__TO DO__.
State only how many lines below include the word "symbol".

[Element data from apps and pages]
*** Begin section ***

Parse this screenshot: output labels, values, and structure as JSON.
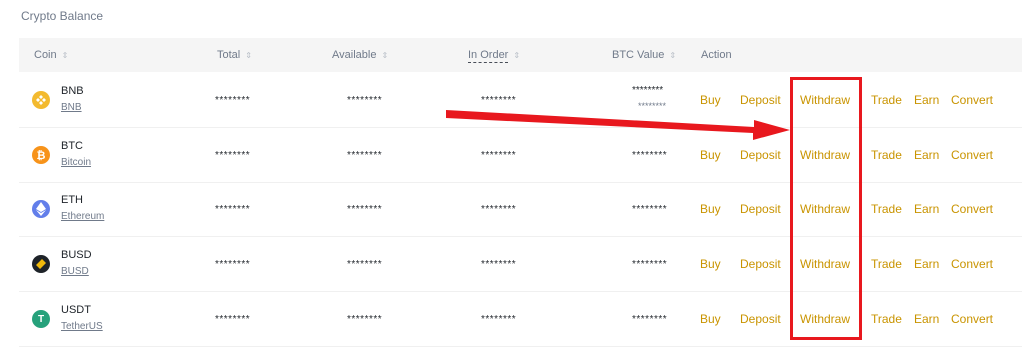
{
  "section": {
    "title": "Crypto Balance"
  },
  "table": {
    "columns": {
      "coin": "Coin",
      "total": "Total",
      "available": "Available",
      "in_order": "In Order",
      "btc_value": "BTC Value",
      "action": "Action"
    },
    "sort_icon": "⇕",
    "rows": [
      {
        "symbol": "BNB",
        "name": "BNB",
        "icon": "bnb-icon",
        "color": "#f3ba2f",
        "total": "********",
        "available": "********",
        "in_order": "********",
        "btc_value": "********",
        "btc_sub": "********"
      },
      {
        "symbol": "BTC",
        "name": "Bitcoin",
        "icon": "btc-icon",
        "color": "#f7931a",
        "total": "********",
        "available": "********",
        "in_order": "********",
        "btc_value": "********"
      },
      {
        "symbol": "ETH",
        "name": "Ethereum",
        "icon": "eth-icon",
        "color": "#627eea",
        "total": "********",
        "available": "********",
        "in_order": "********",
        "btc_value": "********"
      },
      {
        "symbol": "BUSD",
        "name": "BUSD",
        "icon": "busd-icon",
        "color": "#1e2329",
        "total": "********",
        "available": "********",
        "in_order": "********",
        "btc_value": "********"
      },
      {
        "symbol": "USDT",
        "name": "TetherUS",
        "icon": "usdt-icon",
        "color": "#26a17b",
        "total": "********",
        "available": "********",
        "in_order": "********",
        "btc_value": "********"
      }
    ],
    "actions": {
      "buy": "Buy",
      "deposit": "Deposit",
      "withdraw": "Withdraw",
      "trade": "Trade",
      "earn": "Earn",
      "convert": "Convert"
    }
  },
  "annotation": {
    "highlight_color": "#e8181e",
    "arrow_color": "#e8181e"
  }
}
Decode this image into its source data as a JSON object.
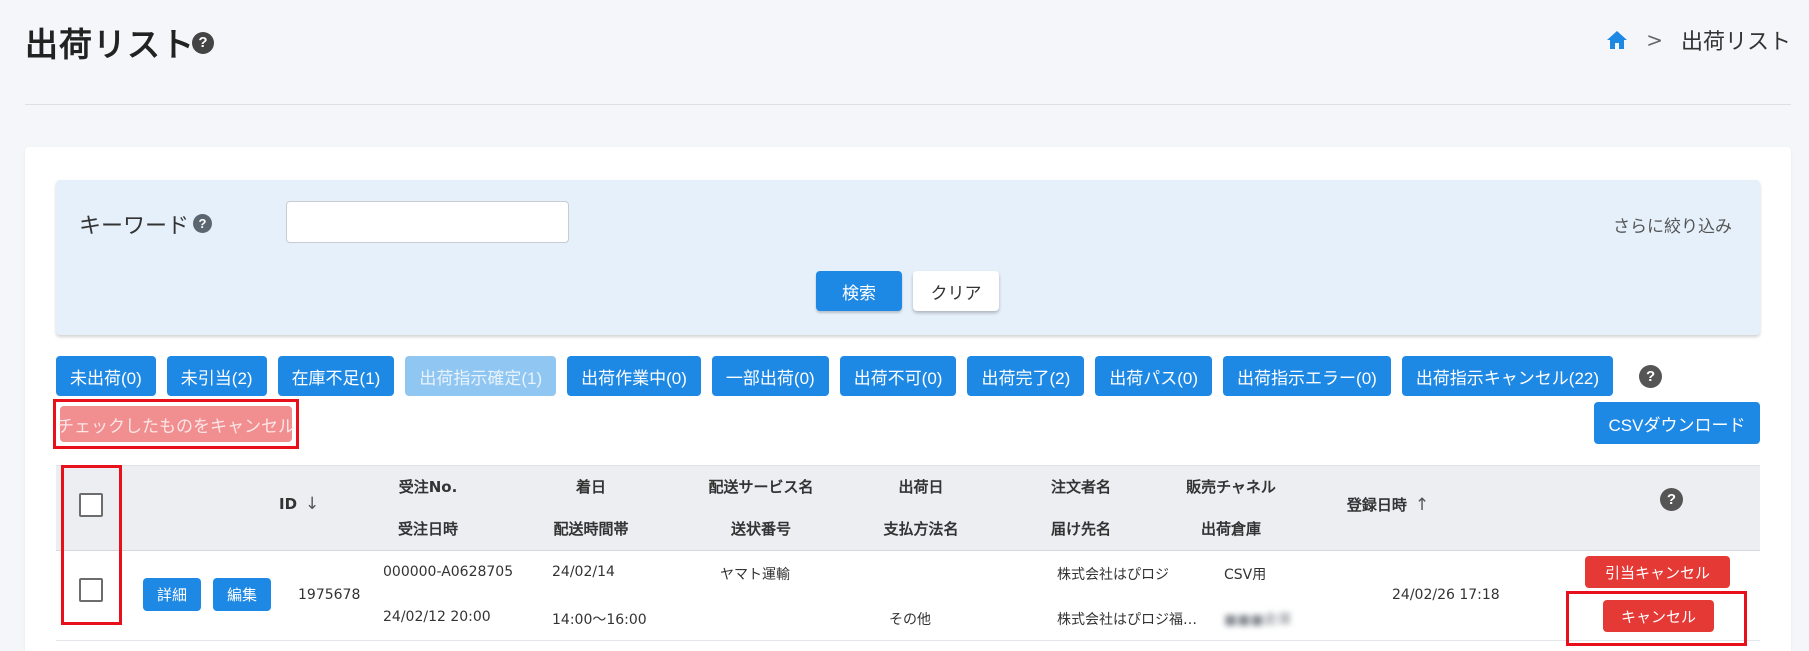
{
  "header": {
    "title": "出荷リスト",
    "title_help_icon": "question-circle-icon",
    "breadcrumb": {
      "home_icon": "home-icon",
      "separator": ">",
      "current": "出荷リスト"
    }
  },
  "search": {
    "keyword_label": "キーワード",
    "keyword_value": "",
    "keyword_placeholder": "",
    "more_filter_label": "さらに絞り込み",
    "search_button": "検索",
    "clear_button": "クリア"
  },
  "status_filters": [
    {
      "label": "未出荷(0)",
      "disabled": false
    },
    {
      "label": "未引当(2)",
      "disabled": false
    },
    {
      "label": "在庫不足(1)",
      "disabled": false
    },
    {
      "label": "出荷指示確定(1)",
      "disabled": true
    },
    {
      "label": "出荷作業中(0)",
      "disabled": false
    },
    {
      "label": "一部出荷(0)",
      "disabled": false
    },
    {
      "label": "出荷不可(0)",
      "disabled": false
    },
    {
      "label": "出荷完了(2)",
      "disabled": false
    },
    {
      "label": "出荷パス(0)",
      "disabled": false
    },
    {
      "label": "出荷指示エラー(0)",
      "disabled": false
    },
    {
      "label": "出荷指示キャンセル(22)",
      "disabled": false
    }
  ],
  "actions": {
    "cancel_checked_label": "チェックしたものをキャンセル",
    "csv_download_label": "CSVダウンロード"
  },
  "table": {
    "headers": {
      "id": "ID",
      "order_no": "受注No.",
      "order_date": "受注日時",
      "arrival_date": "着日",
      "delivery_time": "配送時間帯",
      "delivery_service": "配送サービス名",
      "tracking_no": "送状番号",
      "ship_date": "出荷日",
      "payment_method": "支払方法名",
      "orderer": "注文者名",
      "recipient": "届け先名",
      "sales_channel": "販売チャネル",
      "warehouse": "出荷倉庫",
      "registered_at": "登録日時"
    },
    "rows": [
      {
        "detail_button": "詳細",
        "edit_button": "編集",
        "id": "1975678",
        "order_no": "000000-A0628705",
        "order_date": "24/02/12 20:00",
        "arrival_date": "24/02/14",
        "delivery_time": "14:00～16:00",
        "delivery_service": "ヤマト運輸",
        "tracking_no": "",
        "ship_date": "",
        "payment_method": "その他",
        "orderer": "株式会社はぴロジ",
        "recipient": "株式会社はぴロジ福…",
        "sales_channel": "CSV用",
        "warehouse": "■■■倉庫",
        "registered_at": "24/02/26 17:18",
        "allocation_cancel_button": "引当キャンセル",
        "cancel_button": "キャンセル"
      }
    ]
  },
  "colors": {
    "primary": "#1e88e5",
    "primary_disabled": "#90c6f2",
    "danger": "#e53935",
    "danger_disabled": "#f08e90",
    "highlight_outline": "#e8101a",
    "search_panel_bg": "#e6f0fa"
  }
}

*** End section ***
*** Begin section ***

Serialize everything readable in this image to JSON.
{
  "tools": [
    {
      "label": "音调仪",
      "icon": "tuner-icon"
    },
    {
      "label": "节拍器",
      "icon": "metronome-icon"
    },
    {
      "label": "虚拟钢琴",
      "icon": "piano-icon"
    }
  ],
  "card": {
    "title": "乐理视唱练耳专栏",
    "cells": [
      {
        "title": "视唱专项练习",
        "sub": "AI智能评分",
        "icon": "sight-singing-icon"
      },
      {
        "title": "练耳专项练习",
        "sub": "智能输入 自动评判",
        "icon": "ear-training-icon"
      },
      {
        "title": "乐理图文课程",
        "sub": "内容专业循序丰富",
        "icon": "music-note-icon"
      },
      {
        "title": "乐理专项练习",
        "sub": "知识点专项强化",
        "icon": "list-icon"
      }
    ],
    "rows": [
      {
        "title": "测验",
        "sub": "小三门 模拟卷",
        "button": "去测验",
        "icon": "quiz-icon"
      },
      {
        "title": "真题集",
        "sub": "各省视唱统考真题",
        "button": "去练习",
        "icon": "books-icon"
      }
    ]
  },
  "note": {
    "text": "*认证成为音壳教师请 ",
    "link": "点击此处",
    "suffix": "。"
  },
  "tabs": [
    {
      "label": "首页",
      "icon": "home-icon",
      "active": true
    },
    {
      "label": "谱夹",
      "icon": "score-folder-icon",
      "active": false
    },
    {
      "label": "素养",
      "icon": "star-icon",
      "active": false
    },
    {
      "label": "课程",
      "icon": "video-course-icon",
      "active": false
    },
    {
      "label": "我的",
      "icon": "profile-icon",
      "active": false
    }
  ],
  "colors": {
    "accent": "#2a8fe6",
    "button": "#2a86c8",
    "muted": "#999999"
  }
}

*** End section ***
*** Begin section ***

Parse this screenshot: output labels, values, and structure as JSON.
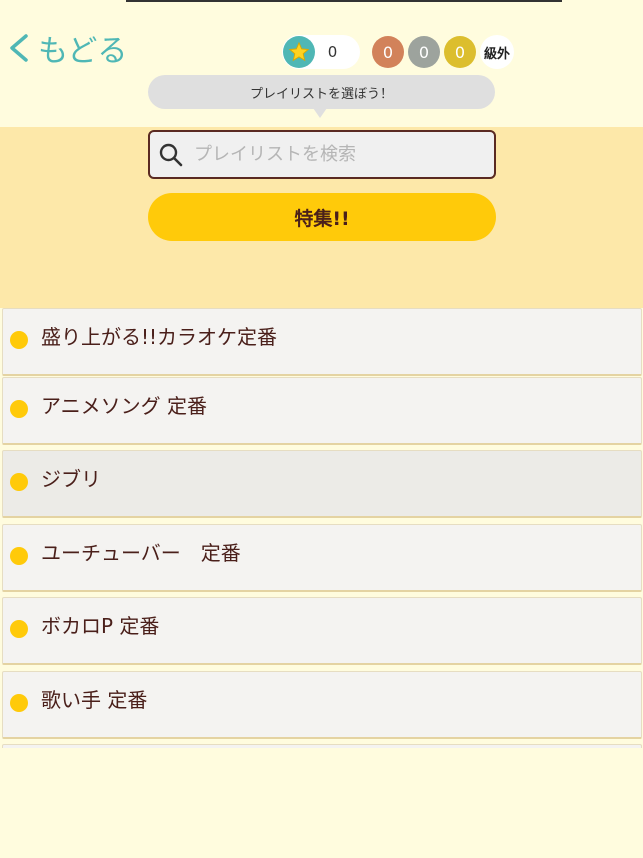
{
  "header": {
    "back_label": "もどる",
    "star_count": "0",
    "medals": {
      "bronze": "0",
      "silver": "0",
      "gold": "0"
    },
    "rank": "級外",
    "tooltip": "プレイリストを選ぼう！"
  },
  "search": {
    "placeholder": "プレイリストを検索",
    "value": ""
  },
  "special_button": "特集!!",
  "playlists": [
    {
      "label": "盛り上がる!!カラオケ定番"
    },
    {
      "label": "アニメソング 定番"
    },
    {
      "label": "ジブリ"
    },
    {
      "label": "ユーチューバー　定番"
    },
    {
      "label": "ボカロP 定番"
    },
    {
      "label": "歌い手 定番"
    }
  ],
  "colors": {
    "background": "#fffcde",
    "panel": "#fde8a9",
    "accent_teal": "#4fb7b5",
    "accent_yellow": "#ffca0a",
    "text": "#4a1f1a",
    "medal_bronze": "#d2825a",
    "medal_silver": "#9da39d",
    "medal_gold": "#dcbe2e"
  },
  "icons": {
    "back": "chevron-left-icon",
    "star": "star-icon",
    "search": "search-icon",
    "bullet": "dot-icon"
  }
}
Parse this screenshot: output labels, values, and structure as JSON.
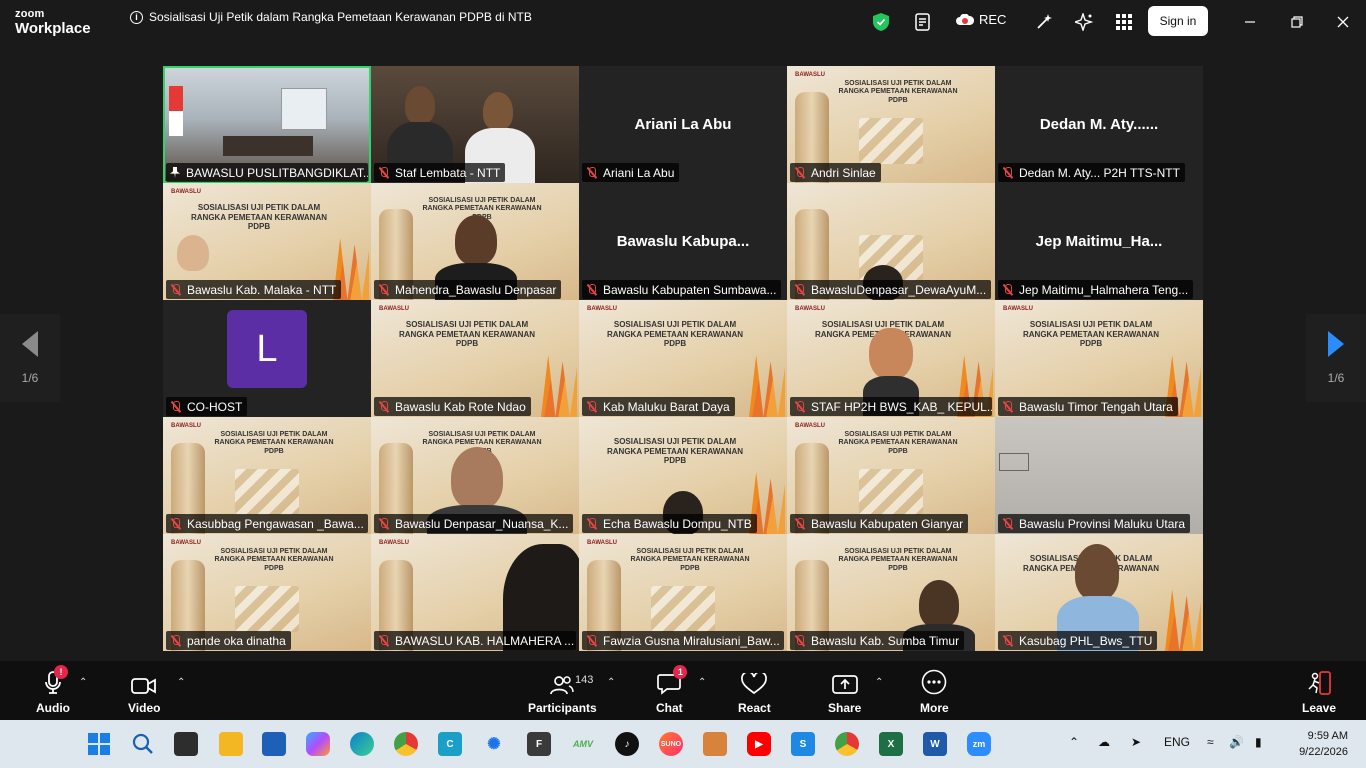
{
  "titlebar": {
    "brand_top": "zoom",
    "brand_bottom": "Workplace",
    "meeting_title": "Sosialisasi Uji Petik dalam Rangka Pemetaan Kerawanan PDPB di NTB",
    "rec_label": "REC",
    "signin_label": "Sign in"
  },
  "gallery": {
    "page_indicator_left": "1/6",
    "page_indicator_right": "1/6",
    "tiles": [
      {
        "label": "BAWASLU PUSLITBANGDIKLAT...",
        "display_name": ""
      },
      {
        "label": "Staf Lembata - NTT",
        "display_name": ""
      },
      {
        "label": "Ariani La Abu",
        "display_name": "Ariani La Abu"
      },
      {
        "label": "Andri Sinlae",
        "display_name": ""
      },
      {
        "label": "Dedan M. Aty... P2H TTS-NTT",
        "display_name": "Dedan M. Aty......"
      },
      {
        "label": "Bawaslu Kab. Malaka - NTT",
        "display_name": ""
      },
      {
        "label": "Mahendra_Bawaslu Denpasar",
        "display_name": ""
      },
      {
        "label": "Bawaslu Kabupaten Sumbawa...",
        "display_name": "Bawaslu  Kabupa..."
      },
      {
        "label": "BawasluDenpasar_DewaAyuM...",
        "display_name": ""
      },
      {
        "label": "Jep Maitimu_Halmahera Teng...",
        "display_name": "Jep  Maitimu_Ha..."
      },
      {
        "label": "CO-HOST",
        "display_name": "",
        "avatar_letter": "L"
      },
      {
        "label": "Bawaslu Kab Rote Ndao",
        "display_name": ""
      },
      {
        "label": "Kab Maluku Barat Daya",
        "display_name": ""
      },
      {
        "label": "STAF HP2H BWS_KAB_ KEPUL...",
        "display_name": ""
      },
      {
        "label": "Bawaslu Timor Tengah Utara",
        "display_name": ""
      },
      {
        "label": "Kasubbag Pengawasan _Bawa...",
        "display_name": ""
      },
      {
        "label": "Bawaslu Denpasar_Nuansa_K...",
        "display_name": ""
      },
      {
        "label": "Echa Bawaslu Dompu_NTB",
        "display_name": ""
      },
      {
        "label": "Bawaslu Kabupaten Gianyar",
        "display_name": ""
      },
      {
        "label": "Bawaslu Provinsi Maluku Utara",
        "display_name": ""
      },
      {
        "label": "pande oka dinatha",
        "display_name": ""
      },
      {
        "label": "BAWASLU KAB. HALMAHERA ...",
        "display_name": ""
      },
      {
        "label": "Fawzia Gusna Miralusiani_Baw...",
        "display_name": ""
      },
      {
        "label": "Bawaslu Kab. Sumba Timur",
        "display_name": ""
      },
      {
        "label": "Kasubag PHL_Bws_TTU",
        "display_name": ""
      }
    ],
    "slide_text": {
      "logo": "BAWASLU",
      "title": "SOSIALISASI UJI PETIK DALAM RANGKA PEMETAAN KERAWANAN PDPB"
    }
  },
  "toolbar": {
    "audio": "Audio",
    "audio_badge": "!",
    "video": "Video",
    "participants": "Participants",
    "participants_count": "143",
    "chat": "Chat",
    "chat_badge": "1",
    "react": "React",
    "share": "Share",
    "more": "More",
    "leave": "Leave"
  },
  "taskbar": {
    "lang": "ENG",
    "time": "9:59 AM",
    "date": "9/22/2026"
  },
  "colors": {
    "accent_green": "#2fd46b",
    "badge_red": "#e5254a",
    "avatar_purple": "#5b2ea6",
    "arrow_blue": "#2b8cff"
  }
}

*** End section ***

__THE COMPLETED TASK__.
5